To do: From the entries that follow, list every line in which the string "color" appears.
[Supplied data — start]
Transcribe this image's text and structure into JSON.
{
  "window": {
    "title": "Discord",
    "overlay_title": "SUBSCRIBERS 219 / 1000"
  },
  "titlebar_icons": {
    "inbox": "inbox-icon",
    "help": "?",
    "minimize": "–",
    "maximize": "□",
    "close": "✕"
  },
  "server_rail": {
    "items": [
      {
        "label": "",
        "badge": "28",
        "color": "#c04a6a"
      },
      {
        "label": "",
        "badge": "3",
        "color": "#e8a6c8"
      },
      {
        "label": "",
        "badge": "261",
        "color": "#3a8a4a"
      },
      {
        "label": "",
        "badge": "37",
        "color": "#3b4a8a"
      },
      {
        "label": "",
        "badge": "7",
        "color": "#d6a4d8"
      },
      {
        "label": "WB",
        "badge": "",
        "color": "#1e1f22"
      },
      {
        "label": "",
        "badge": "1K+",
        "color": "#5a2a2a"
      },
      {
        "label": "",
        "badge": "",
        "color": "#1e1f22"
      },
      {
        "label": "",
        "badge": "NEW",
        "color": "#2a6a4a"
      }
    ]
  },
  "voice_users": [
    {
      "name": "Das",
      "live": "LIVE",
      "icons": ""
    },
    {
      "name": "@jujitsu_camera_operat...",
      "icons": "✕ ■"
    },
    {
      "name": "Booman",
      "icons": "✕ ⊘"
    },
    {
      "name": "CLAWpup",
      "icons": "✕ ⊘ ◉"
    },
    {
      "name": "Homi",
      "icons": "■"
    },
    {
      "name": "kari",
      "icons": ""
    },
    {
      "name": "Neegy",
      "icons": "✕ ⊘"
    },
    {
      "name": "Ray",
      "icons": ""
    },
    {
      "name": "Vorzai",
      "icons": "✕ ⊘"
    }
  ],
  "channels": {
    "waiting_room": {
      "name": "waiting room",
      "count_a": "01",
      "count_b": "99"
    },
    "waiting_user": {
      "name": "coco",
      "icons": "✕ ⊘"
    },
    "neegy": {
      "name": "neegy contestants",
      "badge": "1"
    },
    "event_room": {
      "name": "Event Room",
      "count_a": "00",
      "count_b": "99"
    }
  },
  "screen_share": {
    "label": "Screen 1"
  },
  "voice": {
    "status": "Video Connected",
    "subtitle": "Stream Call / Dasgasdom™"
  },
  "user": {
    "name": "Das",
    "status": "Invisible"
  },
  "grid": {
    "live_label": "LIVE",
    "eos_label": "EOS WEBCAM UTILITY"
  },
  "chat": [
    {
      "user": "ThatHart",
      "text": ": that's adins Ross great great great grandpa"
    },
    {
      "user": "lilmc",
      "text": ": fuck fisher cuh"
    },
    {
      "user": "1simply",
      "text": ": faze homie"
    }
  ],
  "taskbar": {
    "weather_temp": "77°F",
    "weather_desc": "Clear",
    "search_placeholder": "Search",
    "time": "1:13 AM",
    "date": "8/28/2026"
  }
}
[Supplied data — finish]
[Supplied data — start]
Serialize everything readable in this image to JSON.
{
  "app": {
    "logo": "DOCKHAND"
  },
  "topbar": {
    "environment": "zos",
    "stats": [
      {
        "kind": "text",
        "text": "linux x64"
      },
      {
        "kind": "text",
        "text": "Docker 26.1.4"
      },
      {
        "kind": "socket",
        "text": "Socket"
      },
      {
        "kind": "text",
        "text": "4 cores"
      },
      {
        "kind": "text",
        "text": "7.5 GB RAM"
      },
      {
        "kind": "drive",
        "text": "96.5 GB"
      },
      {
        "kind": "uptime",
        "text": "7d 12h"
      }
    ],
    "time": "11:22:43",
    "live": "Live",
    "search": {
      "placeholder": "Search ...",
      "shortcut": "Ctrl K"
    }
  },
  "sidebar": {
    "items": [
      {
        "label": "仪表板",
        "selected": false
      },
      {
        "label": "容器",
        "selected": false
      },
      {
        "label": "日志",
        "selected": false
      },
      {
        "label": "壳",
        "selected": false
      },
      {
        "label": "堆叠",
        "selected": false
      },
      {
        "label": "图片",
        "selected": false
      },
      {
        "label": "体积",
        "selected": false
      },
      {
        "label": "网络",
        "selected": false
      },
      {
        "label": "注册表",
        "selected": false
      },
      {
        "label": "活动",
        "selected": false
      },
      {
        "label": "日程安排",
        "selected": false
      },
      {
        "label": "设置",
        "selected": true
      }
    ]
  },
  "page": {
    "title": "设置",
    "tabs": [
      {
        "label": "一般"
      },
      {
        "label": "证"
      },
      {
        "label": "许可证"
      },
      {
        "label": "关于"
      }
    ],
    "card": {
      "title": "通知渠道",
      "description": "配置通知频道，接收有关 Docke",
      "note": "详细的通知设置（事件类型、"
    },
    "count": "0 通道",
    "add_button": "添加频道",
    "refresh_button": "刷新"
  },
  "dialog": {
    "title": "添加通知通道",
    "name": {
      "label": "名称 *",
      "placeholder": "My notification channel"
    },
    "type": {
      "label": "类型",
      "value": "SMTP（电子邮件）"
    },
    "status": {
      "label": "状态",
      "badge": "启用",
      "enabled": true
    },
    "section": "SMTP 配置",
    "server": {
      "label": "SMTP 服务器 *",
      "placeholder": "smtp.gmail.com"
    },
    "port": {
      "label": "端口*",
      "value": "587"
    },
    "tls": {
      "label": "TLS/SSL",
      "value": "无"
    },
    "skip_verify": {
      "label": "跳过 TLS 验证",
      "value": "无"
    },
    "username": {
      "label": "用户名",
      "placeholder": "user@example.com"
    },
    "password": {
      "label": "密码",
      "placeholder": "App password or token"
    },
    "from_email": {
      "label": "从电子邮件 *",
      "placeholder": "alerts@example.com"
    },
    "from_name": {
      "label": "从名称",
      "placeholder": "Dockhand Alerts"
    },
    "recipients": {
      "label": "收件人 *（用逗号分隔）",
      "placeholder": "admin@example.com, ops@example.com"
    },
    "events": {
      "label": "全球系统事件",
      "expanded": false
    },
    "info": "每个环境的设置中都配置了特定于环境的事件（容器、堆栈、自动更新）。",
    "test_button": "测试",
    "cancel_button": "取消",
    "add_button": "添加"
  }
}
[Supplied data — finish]
Answer to this problem:
        "color": "#c04a6a"
        "color": "#e8a6c8"
        "color": "#3a8a4a"
        "color": "#3b4a8a"
        "color": "#d6a4d8"
        "color": "#1e1f22"
        "color": "#5a2a2a"
        "color": "#1e1f22"
        "color": "#2a6a4a"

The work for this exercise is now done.